▶ **Stored items from a collection**
===

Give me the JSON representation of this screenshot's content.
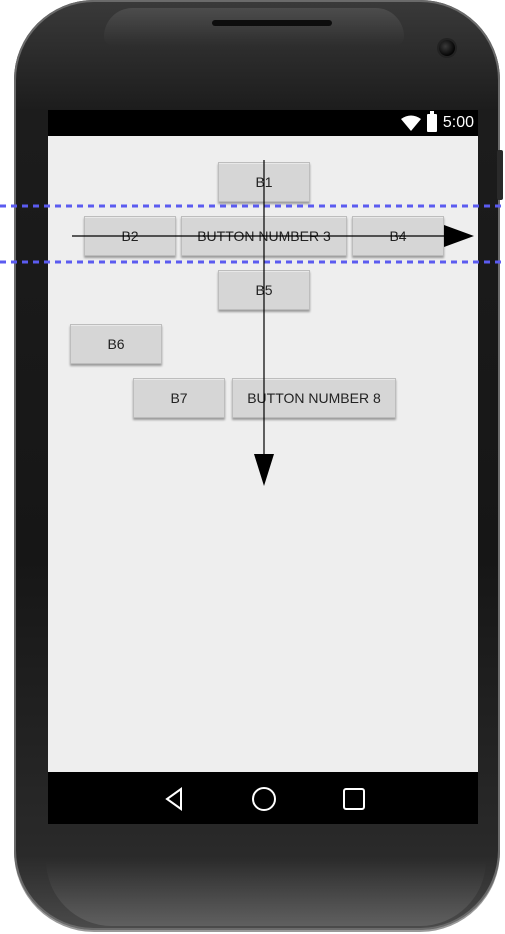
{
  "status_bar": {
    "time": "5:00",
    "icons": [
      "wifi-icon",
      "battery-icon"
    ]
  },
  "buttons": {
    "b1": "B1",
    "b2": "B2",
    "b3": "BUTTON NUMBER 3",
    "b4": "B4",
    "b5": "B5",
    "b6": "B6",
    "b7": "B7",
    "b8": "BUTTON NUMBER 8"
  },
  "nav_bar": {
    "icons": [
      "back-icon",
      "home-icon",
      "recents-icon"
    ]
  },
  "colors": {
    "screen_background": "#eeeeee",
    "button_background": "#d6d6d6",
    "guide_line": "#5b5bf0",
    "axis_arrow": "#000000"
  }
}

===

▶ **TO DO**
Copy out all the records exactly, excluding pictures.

▶ **SOLUTION TO THE EXERCISE**
Give me the JSON representation of this screenshot's content.
{
  "status_bar": {
    "time": "5:00",
    "icons": [
      "wifi-icon",
      "battery-icon"
    ]
  },
  "buttons": {
    "b1": "B1",
    "b2": "B2",
    "b3": "BUTTON NUMBER 3",
    "b4": "B4",
    "b5": "B5",
    "b6": "B6",
    "b7": "B7",
    "b8": "BUTTON NUMBER 8"
  },
  "nav_bar": {
    "icons": [
      "back-icon",
      "home-icon",
      "recents-icon"
    ]
  },
  "colors": {
    "screen_background": "#eeeeee",
    "button_background": "#d6d6d6",
    "guide_line": "#5b5bf0",
    "axis_arrow": "#000000"
  }
}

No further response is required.